▸ TASK DIRECTIONS
Locate every line in the records below that contains the word "Product", and copy each one.

Data records for software interfaces
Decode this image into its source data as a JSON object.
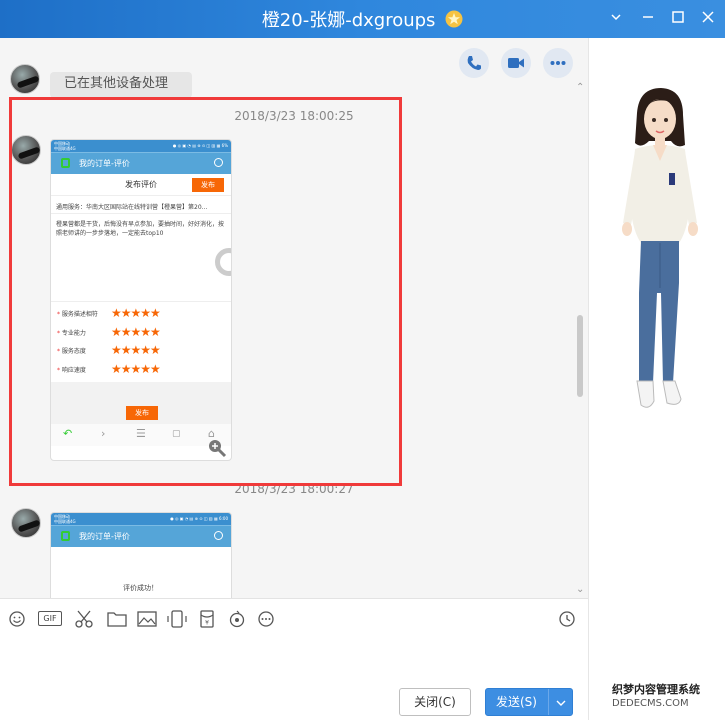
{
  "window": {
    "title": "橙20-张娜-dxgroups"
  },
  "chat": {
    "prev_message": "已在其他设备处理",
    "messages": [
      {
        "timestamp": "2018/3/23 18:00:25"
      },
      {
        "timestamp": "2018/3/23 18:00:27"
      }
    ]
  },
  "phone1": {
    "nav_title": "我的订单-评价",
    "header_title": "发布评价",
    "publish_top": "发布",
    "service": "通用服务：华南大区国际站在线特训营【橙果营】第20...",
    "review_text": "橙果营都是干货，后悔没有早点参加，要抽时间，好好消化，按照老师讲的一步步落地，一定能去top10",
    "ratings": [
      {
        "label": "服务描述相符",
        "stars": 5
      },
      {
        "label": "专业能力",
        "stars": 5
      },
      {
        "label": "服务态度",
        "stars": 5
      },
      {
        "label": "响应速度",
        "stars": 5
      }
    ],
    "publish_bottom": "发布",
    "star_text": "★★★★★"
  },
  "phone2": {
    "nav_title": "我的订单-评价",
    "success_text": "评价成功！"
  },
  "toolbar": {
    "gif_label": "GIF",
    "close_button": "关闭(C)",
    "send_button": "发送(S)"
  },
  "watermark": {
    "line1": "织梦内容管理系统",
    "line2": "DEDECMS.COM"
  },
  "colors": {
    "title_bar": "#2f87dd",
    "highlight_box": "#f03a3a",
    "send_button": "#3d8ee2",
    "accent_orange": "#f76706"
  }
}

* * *

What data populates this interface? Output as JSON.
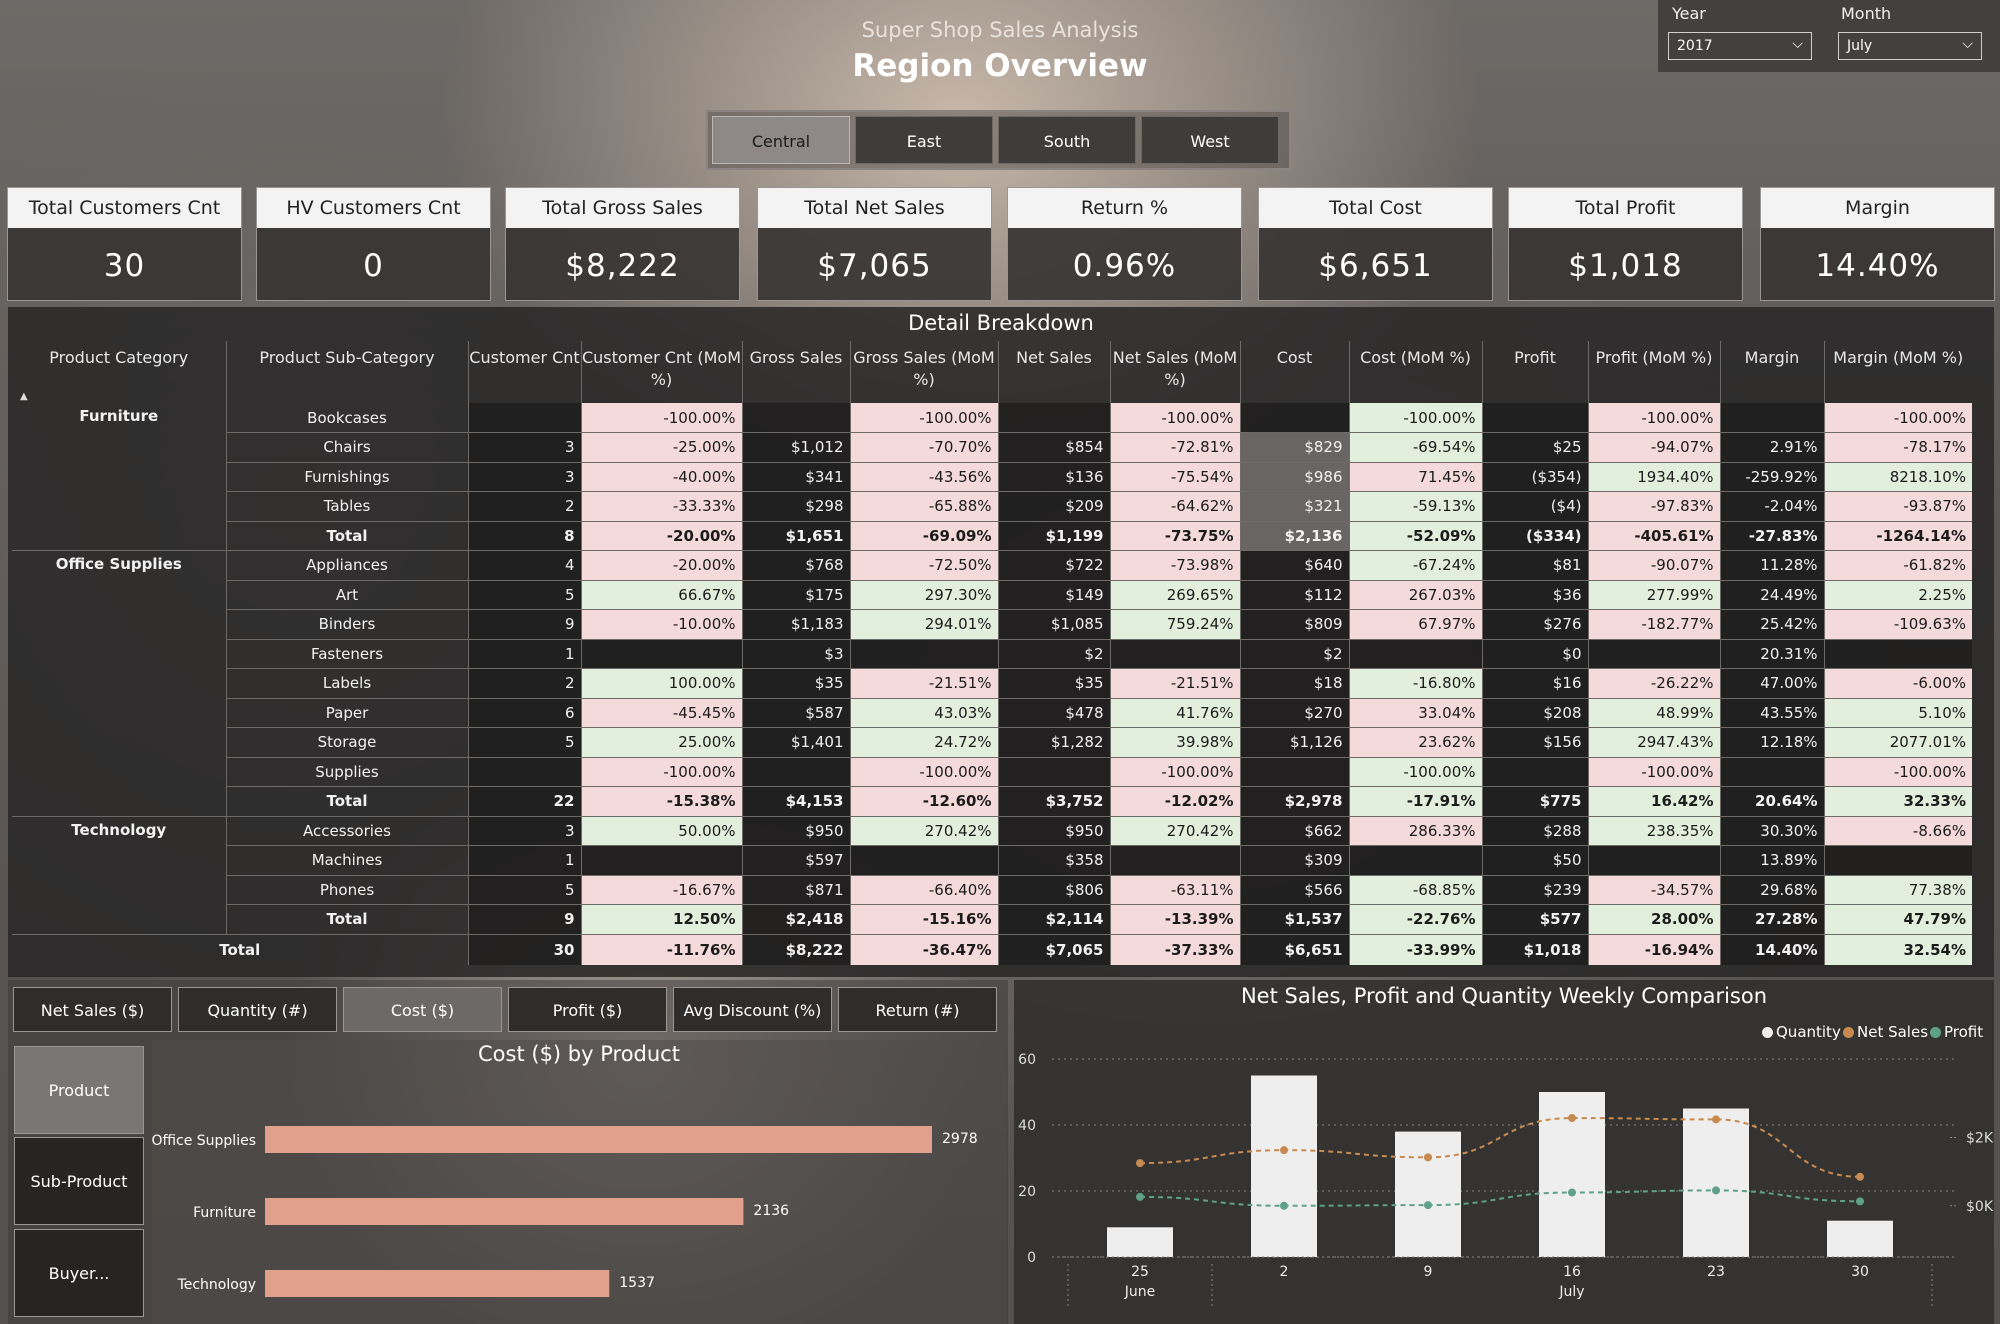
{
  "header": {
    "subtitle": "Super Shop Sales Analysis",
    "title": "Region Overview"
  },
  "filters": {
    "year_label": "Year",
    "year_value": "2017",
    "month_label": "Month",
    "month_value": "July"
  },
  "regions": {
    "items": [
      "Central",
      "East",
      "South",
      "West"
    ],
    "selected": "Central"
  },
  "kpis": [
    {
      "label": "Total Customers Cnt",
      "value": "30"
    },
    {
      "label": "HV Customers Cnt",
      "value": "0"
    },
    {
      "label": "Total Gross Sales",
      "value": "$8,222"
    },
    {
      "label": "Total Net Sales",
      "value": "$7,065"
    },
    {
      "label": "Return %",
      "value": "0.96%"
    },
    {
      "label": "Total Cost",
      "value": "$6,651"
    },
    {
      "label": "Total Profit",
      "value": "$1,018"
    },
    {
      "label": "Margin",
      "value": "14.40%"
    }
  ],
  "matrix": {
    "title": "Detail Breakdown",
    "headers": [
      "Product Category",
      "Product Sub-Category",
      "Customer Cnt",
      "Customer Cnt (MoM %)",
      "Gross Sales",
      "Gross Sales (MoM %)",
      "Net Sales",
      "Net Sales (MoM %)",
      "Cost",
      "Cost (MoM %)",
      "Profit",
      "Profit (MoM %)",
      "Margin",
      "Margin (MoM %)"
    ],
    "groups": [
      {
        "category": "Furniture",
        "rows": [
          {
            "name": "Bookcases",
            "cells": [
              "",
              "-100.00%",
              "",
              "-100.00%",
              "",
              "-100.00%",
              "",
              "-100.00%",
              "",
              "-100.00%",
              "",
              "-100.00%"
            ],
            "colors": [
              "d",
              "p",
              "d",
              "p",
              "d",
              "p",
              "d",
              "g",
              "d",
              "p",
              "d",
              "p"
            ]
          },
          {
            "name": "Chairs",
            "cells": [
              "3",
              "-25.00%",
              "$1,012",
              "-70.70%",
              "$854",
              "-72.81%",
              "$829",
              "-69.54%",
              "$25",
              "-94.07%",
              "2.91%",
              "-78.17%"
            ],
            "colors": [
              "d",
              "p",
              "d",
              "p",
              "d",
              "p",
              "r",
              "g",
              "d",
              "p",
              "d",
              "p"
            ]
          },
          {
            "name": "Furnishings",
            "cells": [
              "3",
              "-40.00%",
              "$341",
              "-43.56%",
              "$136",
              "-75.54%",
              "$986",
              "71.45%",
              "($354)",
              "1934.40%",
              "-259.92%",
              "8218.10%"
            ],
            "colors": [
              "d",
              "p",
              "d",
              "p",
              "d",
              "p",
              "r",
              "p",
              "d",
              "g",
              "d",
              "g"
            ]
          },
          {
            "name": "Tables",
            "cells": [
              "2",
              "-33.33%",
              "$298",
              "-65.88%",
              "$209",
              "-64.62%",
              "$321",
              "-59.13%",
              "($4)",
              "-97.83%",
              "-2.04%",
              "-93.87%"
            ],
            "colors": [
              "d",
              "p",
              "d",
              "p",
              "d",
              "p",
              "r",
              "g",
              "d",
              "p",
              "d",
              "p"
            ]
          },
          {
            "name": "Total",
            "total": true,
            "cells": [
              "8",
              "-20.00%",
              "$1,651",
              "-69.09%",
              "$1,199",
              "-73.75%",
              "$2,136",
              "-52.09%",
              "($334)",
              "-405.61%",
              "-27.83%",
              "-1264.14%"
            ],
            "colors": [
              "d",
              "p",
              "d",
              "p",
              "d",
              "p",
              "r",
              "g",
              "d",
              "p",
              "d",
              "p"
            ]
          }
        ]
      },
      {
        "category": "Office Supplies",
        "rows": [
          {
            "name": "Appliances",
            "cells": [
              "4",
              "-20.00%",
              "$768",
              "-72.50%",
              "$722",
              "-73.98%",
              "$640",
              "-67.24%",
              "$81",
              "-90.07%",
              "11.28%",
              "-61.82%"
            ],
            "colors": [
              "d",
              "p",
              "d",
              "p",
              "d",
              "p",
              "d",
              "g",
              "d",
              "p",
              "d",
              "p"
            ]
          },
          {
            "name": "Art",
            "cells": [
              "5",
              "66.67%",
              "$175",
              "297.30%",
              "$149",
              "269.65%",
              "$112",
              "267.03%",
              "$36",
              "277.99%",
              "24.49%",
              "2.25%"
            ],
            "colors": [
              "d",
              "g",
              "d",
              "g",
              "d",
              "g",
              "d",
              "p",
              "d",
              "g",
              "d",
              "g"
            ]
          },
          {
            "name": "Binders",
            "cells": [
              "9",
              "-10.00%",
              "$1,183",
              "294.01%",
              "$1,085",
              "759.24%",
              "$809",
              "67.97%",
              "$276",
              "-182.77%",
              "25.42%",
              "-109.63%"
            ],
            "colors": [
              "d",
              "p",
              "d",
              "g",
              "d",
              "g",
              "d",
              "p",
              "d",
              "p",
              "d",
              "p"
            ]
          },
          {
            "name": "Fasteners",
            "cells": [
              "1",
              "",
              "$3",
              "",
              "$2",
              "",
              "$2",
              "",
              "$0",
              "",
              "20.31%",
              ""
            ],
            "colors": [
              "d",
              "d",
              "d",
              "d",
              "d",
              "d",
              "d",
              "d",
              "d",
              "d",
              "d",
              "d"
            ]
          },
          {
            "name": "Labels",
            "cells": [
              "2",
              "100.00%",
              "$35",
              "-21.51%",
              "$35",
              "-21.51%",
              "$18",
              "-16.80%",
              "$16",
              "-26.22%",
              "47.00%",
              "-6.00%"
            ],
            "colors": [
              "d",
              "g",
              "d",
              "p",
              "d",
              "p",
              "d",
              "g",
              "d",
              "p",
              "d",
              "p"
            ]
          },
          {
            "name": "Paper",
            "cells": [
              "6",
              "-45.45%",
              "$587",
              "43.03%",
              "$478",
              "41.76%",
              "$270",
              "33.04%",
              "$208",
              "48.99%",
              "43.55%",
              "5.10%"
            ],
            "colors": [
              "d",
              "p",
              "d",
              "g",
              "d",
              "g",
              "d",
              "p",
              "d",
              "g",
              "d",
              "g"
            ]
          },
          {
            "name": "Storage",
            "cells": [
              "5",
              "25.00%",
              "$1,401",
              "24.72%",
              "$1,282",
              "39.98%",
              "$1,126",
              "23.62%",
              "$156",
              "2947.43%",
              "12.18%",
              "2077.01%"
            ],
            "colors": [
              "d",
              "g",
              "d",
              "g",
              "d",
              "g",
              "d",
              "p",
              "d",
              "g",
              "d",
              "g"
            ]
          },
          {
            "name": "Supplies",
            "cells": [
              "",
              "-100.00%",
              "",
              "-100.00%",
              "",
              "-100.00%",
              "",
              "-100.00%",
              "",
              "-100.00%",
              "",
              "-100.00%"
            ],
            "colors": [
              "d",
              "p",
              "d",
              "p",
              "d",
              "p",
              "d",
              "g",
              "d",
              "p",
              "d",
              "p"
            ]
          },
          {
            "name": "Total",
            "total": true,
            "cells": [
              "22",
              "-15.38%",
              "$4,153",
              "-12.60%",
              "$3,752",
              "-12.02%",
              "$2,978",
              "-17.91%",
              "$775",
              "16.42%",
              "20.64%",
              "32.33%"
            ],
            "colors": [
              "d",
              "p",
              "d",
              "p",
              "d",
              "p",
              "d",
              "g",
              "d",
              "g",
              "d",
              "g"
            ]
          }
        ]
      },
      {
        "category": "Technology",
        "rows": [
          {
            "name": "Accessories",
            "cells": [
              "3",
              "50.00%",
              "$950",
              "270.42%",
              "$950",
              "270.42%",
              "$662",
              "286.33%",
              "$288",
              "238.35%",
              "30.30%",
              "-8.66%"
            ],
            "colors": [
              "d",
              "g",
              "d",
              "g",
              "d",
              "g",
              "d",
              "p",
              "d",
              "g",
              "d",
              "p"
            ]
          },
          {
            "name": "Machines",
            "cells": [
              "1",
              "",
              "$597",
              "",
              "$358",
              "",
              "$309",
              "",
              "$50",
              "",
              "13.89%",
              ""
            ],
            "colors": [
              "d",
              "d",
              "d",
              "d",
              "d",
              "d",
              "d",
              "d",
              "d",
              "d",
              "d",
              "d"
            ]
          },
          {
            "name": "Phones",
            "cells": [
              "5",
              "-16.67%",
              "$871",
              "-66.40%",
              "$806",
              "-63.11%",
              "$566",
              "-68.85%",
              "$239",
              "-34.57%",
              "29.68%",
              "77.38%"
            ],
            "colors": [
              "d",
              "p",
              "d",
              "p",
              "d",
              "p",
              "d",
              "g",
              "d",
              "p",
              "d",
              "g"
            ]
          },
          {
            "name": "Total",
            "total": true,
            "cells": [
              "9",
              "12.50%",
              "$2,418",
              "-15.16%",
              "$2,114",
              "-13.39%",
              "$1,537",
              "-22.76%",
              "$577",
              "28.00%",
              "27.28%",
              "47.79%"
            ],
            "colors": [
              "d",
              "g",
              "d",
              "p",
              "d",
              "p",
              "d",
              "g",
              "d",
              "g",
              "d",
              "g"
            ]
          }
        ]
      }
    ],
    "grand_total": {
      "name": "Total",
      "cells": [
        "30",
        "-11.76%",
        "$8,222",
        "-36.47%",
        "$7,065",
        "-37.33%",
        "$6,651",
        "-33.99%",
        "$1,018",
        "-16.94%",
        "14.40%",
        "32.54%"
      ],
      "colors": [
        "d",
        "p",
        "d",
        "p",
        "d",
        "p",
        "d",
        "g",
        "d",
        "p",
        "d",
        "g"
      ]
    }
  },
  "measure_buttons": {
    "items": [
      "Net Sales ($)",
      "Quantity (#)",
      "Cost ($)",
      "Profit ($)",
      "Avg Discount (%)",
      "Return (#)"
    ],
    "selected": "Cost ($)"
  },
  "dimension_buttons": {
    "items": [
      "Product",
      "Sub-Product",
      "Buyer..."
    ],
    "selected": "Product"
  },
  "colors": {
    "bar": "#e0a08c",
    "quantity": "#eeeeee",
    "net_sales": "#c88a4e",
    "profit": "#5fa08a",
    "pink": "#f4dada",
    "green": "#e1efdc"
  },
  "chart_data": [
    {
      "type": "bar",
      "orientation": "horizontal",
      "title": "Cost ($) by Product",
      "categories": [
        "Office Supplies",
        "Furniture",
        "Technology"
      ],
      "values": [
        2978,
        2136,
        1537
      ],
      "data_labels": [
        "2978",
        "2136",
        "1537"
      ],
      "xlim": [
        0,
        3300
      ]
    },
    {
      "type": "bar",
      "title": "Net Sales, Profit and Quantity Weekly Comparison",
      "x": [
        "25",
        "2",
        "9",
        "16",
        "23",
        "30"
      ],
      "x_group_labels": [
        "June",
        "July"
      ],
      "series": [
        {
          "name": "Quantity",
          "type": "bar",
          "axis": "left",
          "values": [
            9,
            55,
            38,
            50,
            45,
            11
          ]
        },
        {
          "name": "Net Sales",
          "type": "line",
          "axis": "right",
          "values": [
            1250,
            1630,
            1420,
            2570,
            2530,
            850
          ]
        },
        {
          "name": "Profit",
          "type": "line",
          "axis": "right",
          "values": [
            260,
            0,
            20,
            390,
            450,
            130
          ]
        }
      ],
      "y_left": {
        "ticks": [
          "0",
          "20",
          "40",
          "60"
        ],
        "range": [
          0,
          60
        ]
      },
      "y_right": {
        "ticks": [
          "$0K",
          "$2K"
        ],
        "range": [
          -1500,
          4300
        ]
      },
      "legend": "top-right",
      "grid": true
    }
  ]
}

▸ REPLY
      "Product Category",
      "Product Sub-Category",
      "Product",
      "Sub-Product",
    "selected": "Product"
      "title": "Cost ($) by Product",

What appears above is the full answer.